    Colin Ambrose, the chef and owner of Estia’s Little Kitchen in Sag Harbor, will return by popular demand to give a class at the Old Whalers Church in Sag Harbor, as part of its East End Chefs series. On Nov. 28 at 6:30 p.m., Mr. Ambrose will demonstrate several ways to prepare Long Island duckling, including a pan-roasted duck with a stone fruit chutney. A dessert incorporating local fruits will conclude the meal. Wine will be served.
    The cost is $30. Space is limited, so reservations in advance have been advised and can be made by calling the church. Proceeds from the programs benefit the community house efforts at the church, through which community groups are provided space.

Thanksgiving Desserts
    Dolce Nirvana, an East Hampton baking business begun earlier this year, has introduced a line of prepared, frozen pies, all ready to pop in the oven and bake. In addition, Dolce Nirvana offers already made fruit pies — pumpkin, apple, apple-pear, and apple-cranberry-nut — pecan pie, and chocolate-bourbon-pecan pie, along with cranberry nut or chocolate-pumpkin bundt cakes, and a chocolate bourbon bombe cake. Also available are the bakery’s specialty, key lime pies, in their traditional incarnation as well as blended with mango or coconut, or as a key lime tequila cake.
    Orders can be placed online at for pickup at the company’s East Hampton location, or the baked goods may be purchased at the Hampton Market Place store in East Hampton or on Saturdays at the Sag Harbor Fair Foods Market, held at the Bay Burger building on the Bridgehampton-Sag Harbor Turnpike from 10 a.m. to 2 p.m. This weekend, the Dolce Nirvana folks will be one of the featured East End artisans at the Williams-Sonoma store in Bridgehampton, selling all of their wares at the store between noon and 4 p.m.
    Lucy’s Whey in East Hampton is taking orders for locally handmade fruit tarts for Thanksgiving desserts. Varieties include pear, apple, fig, and cranberry. The cost is $28 for a round tart, or $30 for a long tart. Orders placed ahead of time can be picked up anytime on Wednesday or between 9 and 11 a.m. on Thanksgiving.

And Turkey Dinner
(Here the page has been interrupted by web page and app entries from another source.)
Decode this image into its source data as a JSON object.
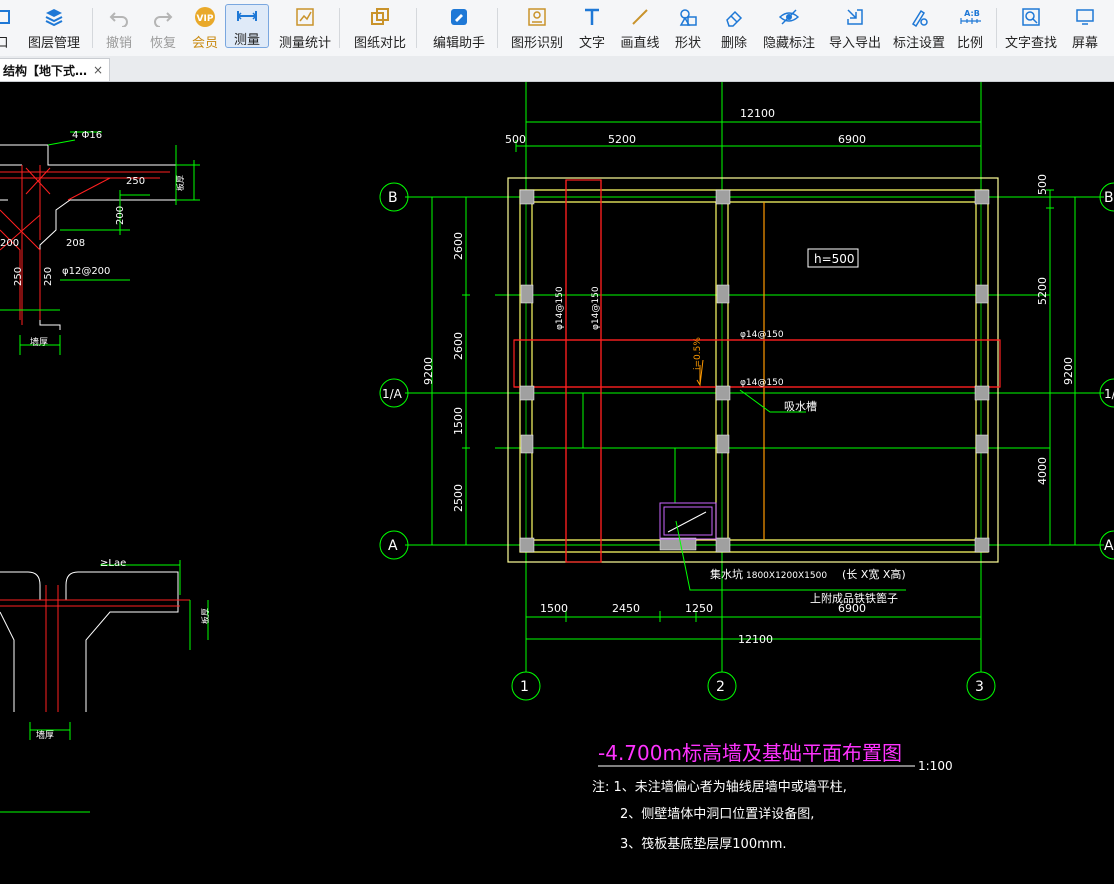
{
  "toolbar": {
    "items": [
      {
        "label": "口",
        "icon": "window-icon"
      },
      {
        "label": "图层管理",
        "icon": "layers-icon"
      },
      {
        "label": "撤销",
        "icon": "undo-icon"
      },
      {
        "label": "恢复",
        "icon": "redo-icon"
      },
      {
        "label": "会员",
        "icon": "vip-icon",
        "badge": "VIP"
      },
      {
        "label": "测量",
        "icon": "measure-icon"
      },
      {
        "label": "测量统计",
        "icon": "measure-stats-icon"
      },
      {
        "label": "图纸对比",
        "icon": "compare-icon"
      },
      {
        "label": "编辑助手",
        "icon": "edit-assistant-icon"
      },
      {
        "label": "图形识别",
        "icon": "shape-recognition-icon"
      },
      {
        "label": "文字",
        "icon": "text-icon"
      },
      {
        "label": "画直线",
        "icon": "line-icon"
      },
      {
        "label": "形状",
        "icon": "shapes-icon"
      },
      {
        "label": "删除",
        "icon": "eraser-icon"
      },
      {
        "label": "隐藏标注",
        "icon": "eye-hide-icon"
      },
      {
        "label": "导入导出",
        "icon": "import-export-icon"
      },
      {
        "label": "标注设置",
        "icon": "annotation-settings-icon"
      },
      {
        "label": "比例",
        "icon": "scale-icon",
        "badge": "A:B"
      },
      {
        "label": "文字查找",
        "icon": "text-search-icon"
      },
      {
        "label": "屏幕",
        "icon": "screen-icon"
      }
    ]
  },
  "tab": {
    "title": "结构【地下式…",
    "close": "×"
  },
  "drawing": {
    "colors": {
      "grid": "#00ff00",
      "wall": "#ffff66",
      "rebar": "#ff2020",
      "white": "#ffffff",
      "title": "#ff33ff",
      "toolbar_accent": "#1e78d6"
    },
    "top_dims": {
      "total": "12100",
      "d1": "500",
      "d2": "5200",
      "d3": "6900"
    },
    "bottom_dims": {
      "total": "12100",
      "d1": "1500",
      "d2": "2450",
      "d3": "1250",
      "d4": "6900"
    },
    "left_dims": {
      "total": "9200",
      "d1": "2600",
      "d2": "2600",
      "d3": "1500",
      "d4": "2500"
    },
    "right_dims": {
      "total": "9200",
      "d1": "500",
      "d2": "5200",
      "d3": "4000"
    },
    "axes": {
      "col1": "1",
      "col2": "2",
      "col3": "3",
      "rowB": "B",
      "rowA1": "1/A",
      "rowA": "A"
    },
    "labels": {
      "h500": "h=500",
      "rebar1": "φ14@150",
      "rebar2": "φ14@150",
      "rebar3": "φ14@150",
      "rebar4": "φ14@150",
      "slope": "i=0.5%",
      "trench": "吸水槽",
      "pit": "集水坑",
      "pit_size": "1800X1200X1500",
      "pit_dims": "(长 X宽 X高)",
      "pit_note": "上附成品铁铁篦子"
    },
    "title": "-4.700m标高墙及基础平面布置图",
    "scale": "1:100",
    "notes": [
      "注: 1、未注墙偏心者为轴线居墙中或墙平柱,",
      "2、侧壁墙体中洞口位置详设备图,",
      "3、筏板基底垫层厚100mm."
    ],
    "detail_top": {
      "rebar": "4 Φ16",
      "d250": "250",
      "d200": "200",
      "d200b": "200",
      "d208": "208",
      "d250b": "250",
      "d250c": "250",
      "stirrup": "φ12@200",
      "wall": "墙厚",
      "beam": "板厚"
    },
    "detail_bottom": {
      "lae": "≥Lae",
      "wall": "墙厚",
      "beam": "板厚"
    }
  }
}
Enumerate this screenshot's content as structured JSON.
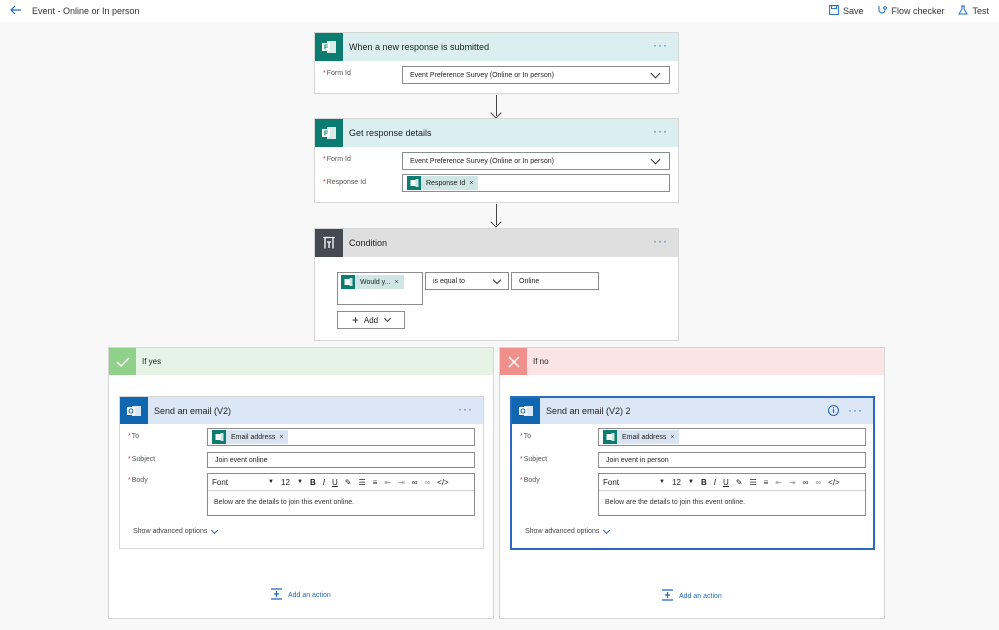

    Among the numerous restaurants cooking up a Thanksgiving feast is the Living Room at c/o the Maidstone inn in East Hampton. Serving from 1 to 8 p.m., the cost is $85 for the meal, or $40 for a child-sized portion. Wine pairings can be included for an additional $45. The four courses include a choice among homemade squash ravioli, Peconic Pride oysters on the half shell, seasonal forest mushrooms, or pate, as one of two starting courses, and, as an entree, traditional turkey and fixings or Scottish salmon, grilled Angus hanger steak, or Swedish ham served with a pumpkin chutney.